— Records provided —
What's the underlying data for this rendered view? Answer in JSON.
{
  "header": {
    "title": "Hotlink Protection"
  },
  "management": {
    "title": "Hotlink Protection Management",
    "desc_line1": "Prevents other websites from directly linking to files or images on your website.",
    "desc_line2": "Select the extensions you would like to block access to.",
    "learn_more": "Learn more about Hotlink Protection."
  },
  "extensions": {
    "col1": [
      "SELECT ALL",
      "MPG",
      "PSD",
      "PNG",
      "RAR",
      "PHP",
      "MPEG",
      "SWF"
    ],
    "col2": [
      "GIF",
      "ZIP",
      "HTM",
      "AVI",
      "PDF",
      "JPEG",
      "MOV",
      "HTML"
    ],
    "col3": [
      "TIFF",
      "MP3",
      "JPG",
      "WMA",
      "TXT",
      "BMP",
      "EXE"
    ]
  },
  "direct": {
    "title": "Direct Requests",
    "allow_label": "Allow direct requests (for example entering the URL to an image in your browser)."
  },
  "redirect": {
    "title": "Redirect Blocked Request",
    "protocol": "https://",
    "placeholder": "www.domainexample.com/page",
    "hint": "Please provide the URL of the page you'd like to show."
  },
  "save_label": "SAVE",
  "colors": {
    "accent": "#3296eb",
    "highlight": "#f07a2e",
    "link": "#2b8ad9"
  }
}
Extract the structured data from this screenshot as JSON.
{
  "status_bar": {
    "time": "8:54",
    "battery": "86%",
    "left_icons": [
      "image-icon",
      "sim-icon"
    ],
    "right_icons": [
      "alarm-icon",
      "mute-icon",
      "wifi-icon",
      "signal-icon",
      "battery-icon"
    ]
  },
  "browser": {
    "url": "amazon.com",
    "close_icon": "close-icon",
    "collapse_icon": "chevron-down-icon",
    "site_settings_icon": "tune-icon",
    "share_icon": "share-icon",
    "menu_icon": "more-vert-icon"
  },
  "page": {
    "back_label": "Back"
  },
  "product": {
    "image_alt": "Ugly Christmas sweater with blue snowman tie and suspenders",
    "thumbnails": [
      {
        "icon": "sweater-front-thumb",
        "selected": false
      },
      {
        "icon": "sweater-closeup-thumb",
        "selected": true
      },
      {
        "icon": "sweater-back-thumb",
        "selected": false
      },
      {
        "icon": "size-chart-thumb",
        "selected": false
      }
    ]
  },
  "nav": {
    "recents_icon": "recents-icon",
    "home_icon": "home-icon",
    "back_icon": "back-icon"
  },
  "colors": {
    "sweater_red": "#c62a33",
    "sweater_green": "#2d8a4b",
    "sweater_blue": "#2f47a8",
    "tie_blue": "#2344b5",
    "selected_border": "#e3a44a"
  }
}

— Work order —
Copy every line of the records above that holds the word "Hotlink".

— Answer for the task —
    "title": "Hotlink Protection"
    "title": "Hotlink Protection Management",
    "learn_more": "Learn more about Hotlink Protection."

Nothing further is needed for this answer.